However, there are always going to be the less pleasant sides of owning property. If you're going to own property within the city, it's important you take the time to learn how eviction in Philadelphia works.
What might you need to do if a tenant quits paying rent? Read on and we'll walk you through what you need to know.
Notice to Vacate
First and foremost, a landlord who wishes to remove their current tenant will be required to give written notice.
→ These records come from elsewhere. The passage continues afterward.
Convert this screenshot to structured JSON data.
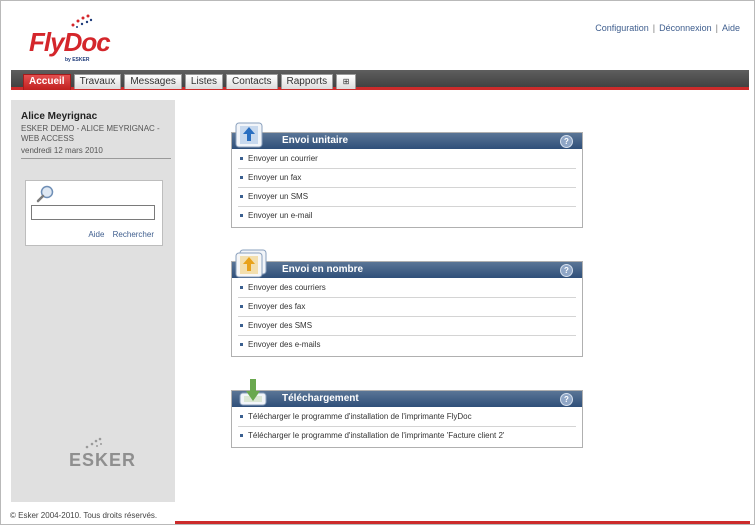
{
  "app": {
    "logo_text": "FlyDoc",
    "logo_sub": "by ESKER"
  },
  "toplinks": {
    "configuration": "Configuration",
    "logout": "Déconnexion",
    "help": "Aide",
    "separator": "|"
  },
  "tabs": [
    {
      "label": "Accueil",
      "active": true
    },
    {
      "label": "Travaux",
      "active": false
    },
    {
      "label": "Messages",
      "active": false
    },
    {
      "label": "Listes",
      "active": false
    },
    {
      "label": "Contacts",
      "active": false
    },
    {
      "label": "Rapports",
      "active": false
    },
    {
      "label": "⊞",
      "active": false
    }
  ],
  "user": {
    "name": "Alice Meyrignac",
    "company": "ESKER DEMO - ALICE MEYRIGNAC - WEB ACCESS",
    "date": "vendredi 12 mars 2010"
  },
  "search": {
    "value": "",
    "help_link": "Aide",
    "search_link": "Rechercher"
  },
  "sidebar_logo": "ESKER",
  "footer": "© Esker 2004-2010. Tous droits réservés.",
  "panels": {
    "single": {
      "title": "Envoi unitaire",
      "items": [
        "Envoyer un courrier",
        "Envoyer un fax",
        "Envoyer un SMS",
        "Envoyer un e-mail"
      ]
    },
    "bulk": {
      "title": "Envoi en nombre",
      "items": [
        "Envoyer des courriers",
        "Envoyer des fax",
        "Envoyer des SMS",
        "Envoyer des e-mails"
      ]
    },
    "download": {
      "title": "Téléchargement",
      "items": [
        "Télécharger le programme d'installation de l'imprimante FlyDoc",
        "Télécharger le programme d'installation de l'imprimante 'Facture client 2'"
      ]
    }
  },
  "colors": {
    "brand_red": "#cc2b2b",
    "panel_header": "#2f4f79",
    "link_blue": "#3f5e8e"
  },
  "icons": {
    "help": "help-icon",
    "search": "magnifier-icon",
    "upload": "upload-document-icon",
    "bulk": "bulk-documents-icon",
    "download": "download-icon"
  }
}
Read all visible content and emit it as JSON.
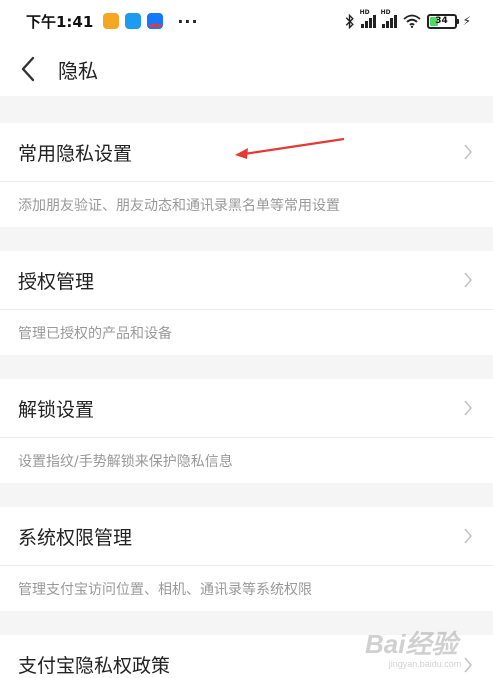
{
  "status_bar": {
    "time": "下午1:41",
    "dots": "···",
    "signal_label": "HD",
    "battery_level": "34",
    "battery_fill_percent": 34
  },
  "nav": {
    "title": "隐私"
  },
  "sections": [
    {
      "label": "常用隐私设置",
      "desc": "添加朋友验证、朋友动态和通讯录黑名单等常用设置"
    },
    {
      "label": "授权管理",
      "desc": "管理已授权的产品和设备"
    },
    {
      "label": "解锁设置",
      "desc": "设置指纹/手势解锁来保护隐私信息"
    },
    {
      "label": "系统权限管理",
      "desc": "管理支付宝访问位置、相机、通讯录等系统权限"
    },
    {
      "label": "支付宝隐私权政策"
    }
  ],
  "watermark": {
    "logo": "Bai经验",
    "sub": "jingyan.baidu.com"
  },
  "colors": {
    "annotation_arrow": "#e53935",
    "battery": "#4cd964",
    "background": "#f5f5f5"
  }
}
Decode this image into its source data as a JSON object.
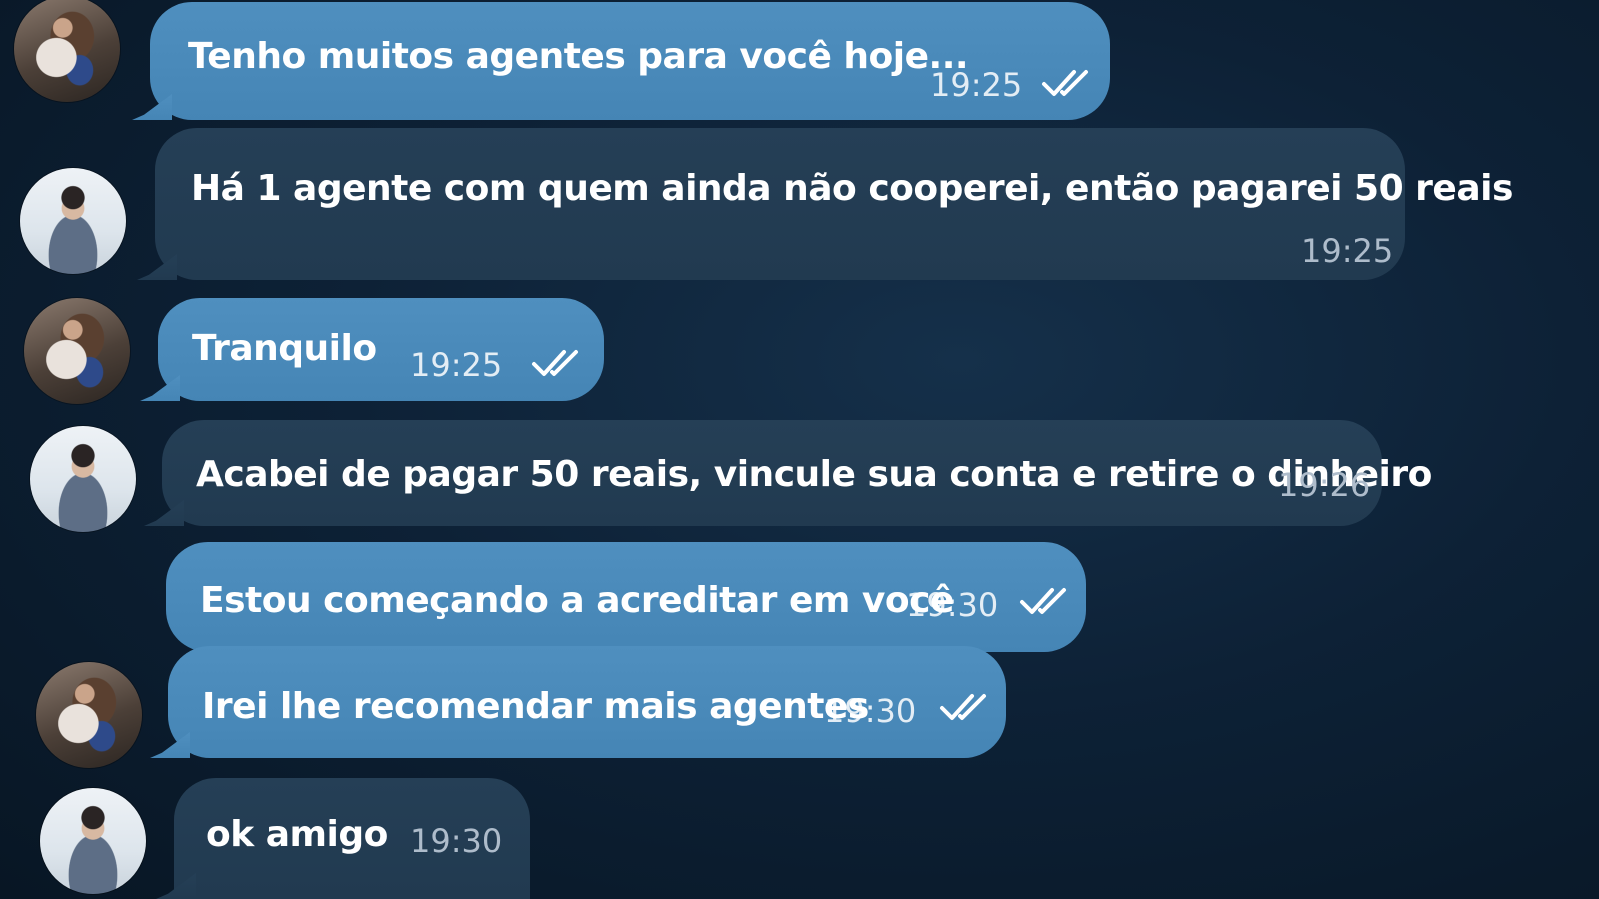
{
  "colors": {
    "outgoing_bubble": "#4a8aba",
    "incoming_bubble": "#233d54",
    "background": "#0d2136",
    "check_color": "#ffffff"
  },
  "messages": [
    {
      "direction": "out",
      "avatar": "woman-avatar",
      "text": "Tenho muitos agentes para você hoje...",
      "time": "19:25",
      "read_receipt": "double-check-icon"
    },
    {
      "direction": "in",
      "avatar": "man-avatar",
      "text": "Há 1 agente com quem ainda não cooperei, então pagarei 50 reais",
      "time": "19:25"
    },
    {
      "direction": "out",
      "avatar": "woman-avatar",
      "text": "Tranquilo",
      "time": "19:25",
      "read_receipt": "double-check-icon"
    },
    {
      "direction": "in",
      "avatar": "man-avatar",
      "text": "Acabei de pagar 50 reais, vincule sua conta e retire o dinheiro",
      "time": "19:26"
    },
    {
      "direction": "out",
      "avatar": null,
      "text": "Estou começando a acreditar em você",
      "time": "19:30",
      "read_receipt": "double-check-icon"
    },
    {
      "direction": "out",
      "avatar": "woman-avatar",
      "text": "Irei lhe recomendar mais agentes",
      "time": "19:30",
      "read_receipt": "double-check-icon"
    },
    {
      "direction": "in",
      "avatar": "man-avatar",
      "text": "ok amigo",
      "time": "19:30"
    }
  ]
}
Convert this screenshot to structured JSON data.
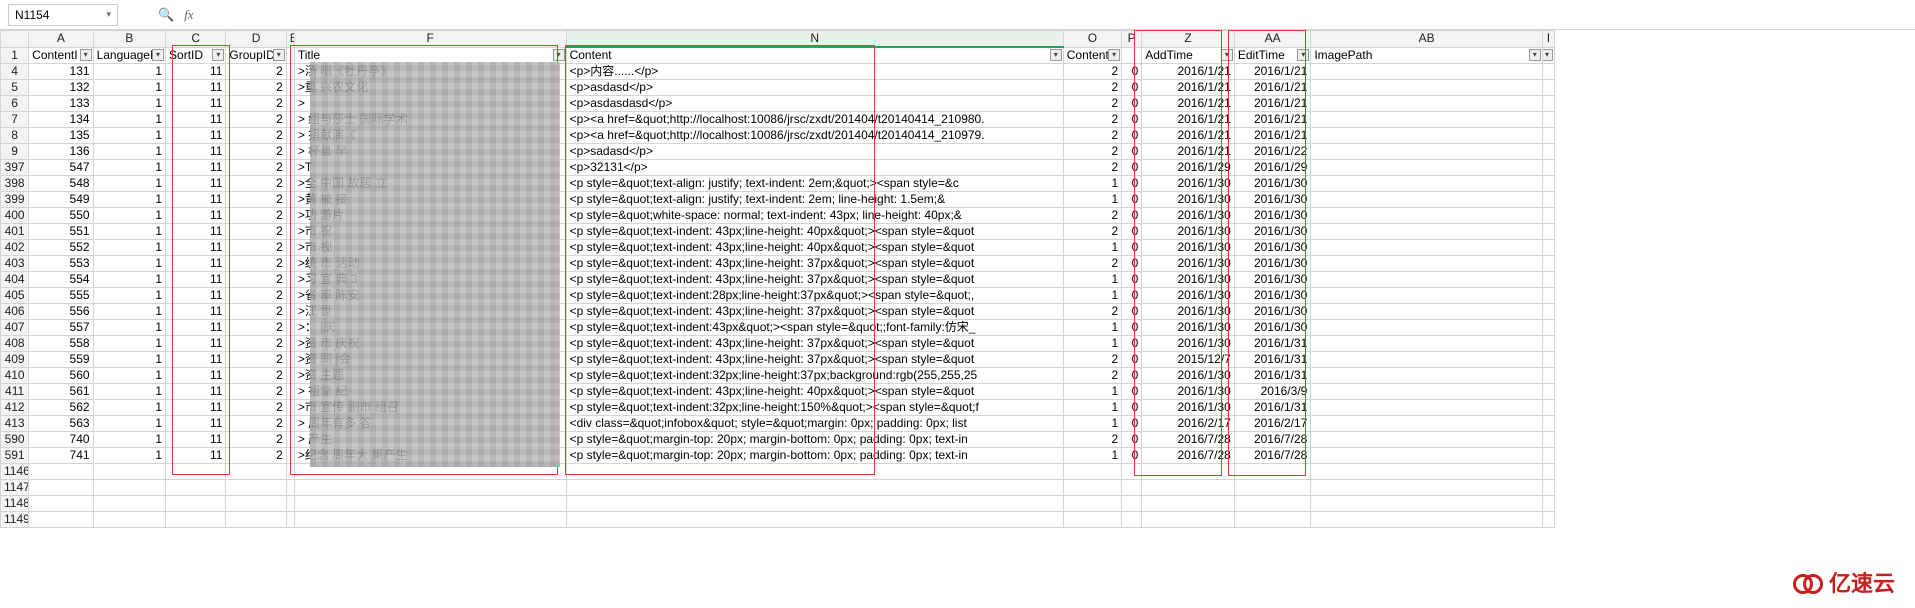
{
  "formula_bar": {
    "name_box": "N1154",
    "fx": "fx",
    "value": ""
  },
  "col_letters": [
    "A",
    "B",
    "C",
    "D",
    "E",
    "F",
    "N",
    "O",
    "P",
    "Z",
    "AA",
    "AB",
    "I"
  ],
  "headers": {
    "A": "ContentI",
    "B": "LanguageI",
    "C": "SortID",
    "D": "GroupID",
    "E": "",
    "F": "Title",
    "N": "Content",
    "O": "Content",
    "P": "",
    "Z": "AddTime",
    "AA": "EditTime",
    "AB": "ImagePath",
    "I": "I"
  },
  "rows": [
    {
      "r": 4,
      "A": 131,
      "B": 1,
      "C": 11,
      "D": 2,
      "F": ">汤           唱《牡丹亭》",
      "N": "<p>内容......</p>",
      "O": 2,
      "P": 0,
      "Z": "2016/1/21",
      "AA": "2016/1/21"
    },
    {
      "r": 5,
      "A": 132,
      "B": 1,
      "C": 11,
      "D": 2,
      "F": ">重             兴农文化",
      "N": "<p>asdasd</p>",
      "O": 2,
      "P": 0,
      "Z": "2016/1/21",
      "AA": "2016/1/21"
    },
    {
      "r": 6,
      "A": 133,
      "B": 1,
      "C": 11,
      "D": 2,
      "F": ">",
      "N": "<p>asdasdasd</p>",
      "O": 2,
      "P": 0,
      "Z": "2016/1/21",
      "AA": "2016/1/21"
    },
    {
      "r": 7,
      "A": 134,
      "B": 1,
      "C": 11,
      "D": 2,
      "F": ">   组与莎士     国际学术",
      "N": "<p><a href=&quot;http://localhost:10086/jrsc/zxdt/201404/t20140414_210980.",
      "O": 2,
      "P": 0,
      "Z": "2016/1/21",
      "AA": "2016/1/21"
    },
    {
      "r": 8,
      "A": 135,
      "B": 1,
      "C": 11,
      "D": 2,
      "F": ">      捐献演《",
      "N": "<p><a href=&quot;http://localhost:10086/jrsc/zxdt/201404/t20140414_210979.",
      "O": 2,
      "P": 0,
      "Z": "2016/1/21",
      "AA": "2016/1/21"
    },
    {
      "r": 9,
      "A": 136,
      "B": 1,
      "C": 11,
      "D": 2,
      "F": ">    杯县         早",
      "N": "<p>sadasd</p>",
      "O": 2,
      "P": 0,
      "Z": "2016/1/21",
      "AA": "2016/1/22"
    },
    {
      "r": 397,
      "A": 547,
      "B": 1,
      "C": 11,
      "D": 2,
      "F": ">T",
      "N": "<p>32131</p>",
      "O": 2,
      "P": 0,
      "Z": "2016/1/29",
      "AA": "2016/1/29"
    },
    {
      "r": 398,
      "A": 548,
      "B": 1,
      "C": 11,
      "D": 2,
      "F": ">全    中国         故居  立",
      "N": "<p style=&quot;text-align: justify; text-indent: 2em;&quot;><span style=&c",
      "O": 1,
      "P": 0,
      "Z": "2016/1/30",
      "AA": "2016/1/30"
    },
    {
      "r": 399,
      "A": 549,
      "B": 1,
      "C": 11,
      "D": 2,
      "F": ">黄     被              接",
      "N": "<p style=&quot;text-align: justify; text-indent: 2em; line-height: 1.5em;&",
      "O": 1,
      "P": 0,
      "Z": "2016/1/30",
      "AA": "2016/1/30"
    },
    {
      "r": 400,
      "A": 550,
      "B": 1,
      "C": 11,
      "D": 2,
      "F": ">功     游片",
      "N": "<p style=&quot;white-space: normal; text-indent: 43px; line-height: 40px;&",
      "O": 2,
      "P": 0,
      "Z": "2016/1/30",
      "AA": "2016/1/30"
    },
    {
      "r": 401,
      "A": 551,
      "B": 1,
      "C": 11,
      "D": 2,
      "F": ">市            祝",
      "N": "<p style=&quot;text-indent: 43px;line-height: 40px&quot;><span style=&quot",
      "O": 2,
      "P": 0,
      "Z": "2016/1/30",
      "AA": "2016/1/30"
    },
    {
      "r": 402,
      "A": 552,
      "B": 1,
      "C": 11,
      "D": 2,
      "F": ">市        视",
      "N": "<p style=&quot;text-indent: 43px;line-height: 40px&quot;><span style=&quot",
      "O": 1,
      "P": 0,
      "Z": "2016/1/30",
      "AA": "2016/1/30"
    },
    {
      "r": 403,
      "A": 553,
      "B": 1,
      "C": 11,
      "D": 2,
      "F": ">统 市        活动",
      "N": "<p style=&quot;text-indent: 43px;line-height: 37px&quot;><span style=&quot",
      "O": 2,
      "P": 0,
      "Z": "2016/1/30",
      "AA": "2016/1/30"
    },
    {
      "r": 404,
      "A": 554,
      "B": 1,
      "C": 11,
      "D": 2,
      "F": ">习     宣   典     3",
      "N": "<p style=&quot;text-indent: 43px;line-height: 37px&quot;><span style=&quot",
      "O": 1,
      "P": 0,
      "Z": "2016/1/30",
      "AA": "2016/1/30"
    },
    {
      "r": 405,
      "A": 555,
      "B": 1,
      "C": 11,
      "D": 2,
      "F": ">省      审      陈安",
      "N": "<p style=&quot;text-indent:28px;line-height:37px&quot;><span style=&quot;,",
      "O": 1,
      "P": 0,
      "Z": "2016/1/30",
      "AA": "2016/1/30"
    },
    {
      "r": 406,
      "A": 556,
      "B": 1,
      "C": 11,
      "D": 2,
      "F": ">江            世",
      "N": "<p style=&quot;text-indent: 43px;line-height: 37px&quot;><span style=&quot",
      "O": 2,
      "P": 0,
      "Z": "2016/1/30",
      "AA": "2016/1/30"
    },
    {
      "r": 407,
      "A": 557,
      "B": 1,
      "C": 11,
      "D": 2,
      "F": ">：             |庆",
      "N": "<p style=&quot;text-indent:43px&quot;><span style=&quot;;font-family:仿宋_",
      "O": 1,
      "P": 0,
      "Z": "2016/1/30",
      "AA": "2016/1/30"
    },
    {
      "r": 408,
      "A": 558,
      "B": 1,
      "C": 11,
      "D": 2,
      "F": ">资    市        庆祝",
      "N": "<p style=&quot;text-indent: 43px;line-height: 37px&quot;><span style=&quot",
      "O": 1,
      "P": 0,
      "Z": "2016/1/30",
      "AA": "2016/1/31"
    },
    {
      "r": 409,
      "A": 559,
      "B": 1,
      "C": 11,
      "D": 2,
      "F": ">资        同      |会",
      "N": "<p style=&quot;text-indent: 43px;line-height: 37px&quot;><span style=&quot",
      "O": 2,
      "P": 0,
      "Z": "2015/12/7",
      "AA": "2016/1/31"
    },
    {
      "r": 410,
      "A": 560,
      "B": 1,
      "C": 11,
      "D": 2,
      "F": ">资             主题",
      "N": "<p style=&quot;text-indent:32px;line-height:37px;background:rgb(255,255,25",
      "O": 2,
      "P": 0,
      "Z": "2016/1/30",
      "AA": "2016/1/31"
    },
    {
      "r": 411,
      "A": 561,
      "B": 1,
      "C": 11,
      "D": 2,
      "F": ">                祖堂    纪",
      "N": "<p style=&quot;text-indent: 43px;line-height: 40px&quot;><span style=&quot",
      "O": 1,
      "P": 0,
      "Z": "2016/1/30",
      "AA": "2016/3/9"
    },
    {
      "r": 412,
      "A": 562,
      "B": 1,
      "C": 11,
      "D": 2,
      "F": ">市    宣传       副市     组召",
      "N": "<p style=&quot;text-indent:32px;line-height:150%&quot;><span style=&quot;f",
      "O": 1,
      "P": 0,
      "Z": "2016/1/30",
      "AA": "2016/1/31"
    },
    {
      "r": 413,
      "A": 563,
      "B": 1,
      "C": 11,
      "D": 2,
      "F": ">           周年有多  答",
      "N": "<div class=&quot;infobox&quot; style=&quot;margin: 0px; padding: 0px; list",
      "O": 1,
      "P": 0,
      "Z": "2016/2/17",
      "AA": "2016/2/17"
    },
    {
      "r": 590,
      "A": 740,
      "B": 1,
      "C": 11,
      "D": 2,
      "F": ">               产生",
      "N": "<p style=&quot;margin-top: 20px; margin-bottom: 0px; padding: 0px; text-in",
      "O": 2,
      "P": 0,
      "Z": "2016/7/28",
      "AA": "2016/7/28"
    },
    {
      "r": 591,
      "A": 741,
      "B": 1,
      "C": 11,
      "D": 2,
      "F": ">纪念      周年大     果产生",
      "N": "<p style=&quot;margin-top: 20px; margin-bottom: 0px; padding: 0px; text-in",
      "O": 1,
      "P": 0,
      "Z": "2016/7/28",
      "AA": "2016/7/28"
    },
    {
      "r": 1146
    },
    {
      "r": 1147
    },
    {
      "r": 1148
    },
    {
      "r": 1149
    }
  ],
  "watermark": "亿速云"
}
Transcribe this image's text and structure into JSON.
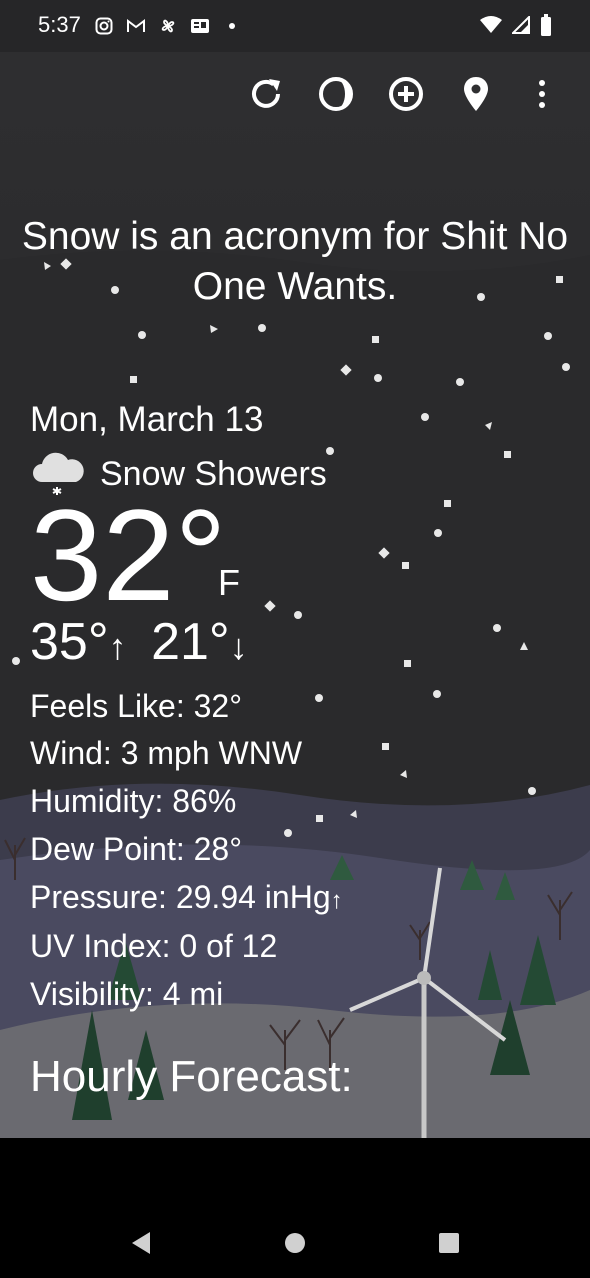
{
  "status": {
    "time": "5:37"
  },
  "toolbar": {
    "refresh_icon": "refresh-icon",
    "theme_icon": "moon-phase-icon",
    "add_icon": "add-circle-icon",
    "location_icon": "location-pin-icon",
    "more_icon": "more-vert-icon"
  },
  "quote": "Snow is an acronym for Shit No One Wants.",
  "weather": {
    "date": "Mon, March 13",
    "condition": "Snow Showers",
    "temperature": "32°",
    "unit": "F",
    "high": "35°",
    "low": "21°",
    "feels_like": "Feels Like:  32°",
    "wind": "Wind:  3 mph WNW",
    "humidity": "Humidity:  86%",
    "dew_point": "Dew Point:  28°",
    "pressure": "Pressure:  29.94 inHg",
    "uv_index": "UV Index:  0 of 12",
    "visibility": "Visibility:  4 mi"
  },
  "hourly_title": "Hourly Forecast:",
  "colors": {
    "background": "#2c2c2e",
    "text": "#ffffff",
    "navbar": "#000000"
  }
}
The amount of notice will depend on the agreement between the tenant and the landlord, as this is often stipulated within their initial contract.
In general, a 10-day written notice might be anticipated, but this could be waived or even extended in a lease itself.
If a tenant is simply being evicted at the end of a lease agreement, they will be required by law to be given at least thirty day's notice.
This written notice must be delivered or posted to the resident so that they are aware they have a small window of time to take action before legal steps will be taken.
Filing an Eviction Complaint
Once the time given in the eviction notice passes by, the landlord can take the next step in the eviction process. That means they can file a complaint in court.
Once the tenant files with the courts, the courts will mail a copy of the complaint to a tenant. The complaint will lay out the reasons the landlord is asking for eviction, as well as the date and time the tenant needs to appear in court. Often, a landlord will need the help of an attorney to file and ensure the case proceeds on the proper schedule.
Nonpayment of rent, generally speaking, will be the reason that most tenants face eviction.
A landlord also has the legal responsibility of delivering the complaint to the tenant themselves as well. This could be done through first-class mail or through person-to-person contact.
Once a tenant has been served the courts will take over and the tenant will face eviction at the end of the legal process. It can be a long process and a hard lesson to learn.
Understanding Eviction in Pennsylvania
If you find yourself in the unfortunate position of having a non-paying tenant, you might need to get up to date with how eviction in Pennsylvania works. The above steps will be needed to reclaim your rental property.
Looking for someone to step in and handle these less pleasant elements of running a rental property? Looking for someone experienced to screen future tenants so this doesn't happen again?
Give us a call anytime for assistance, we're happy to help.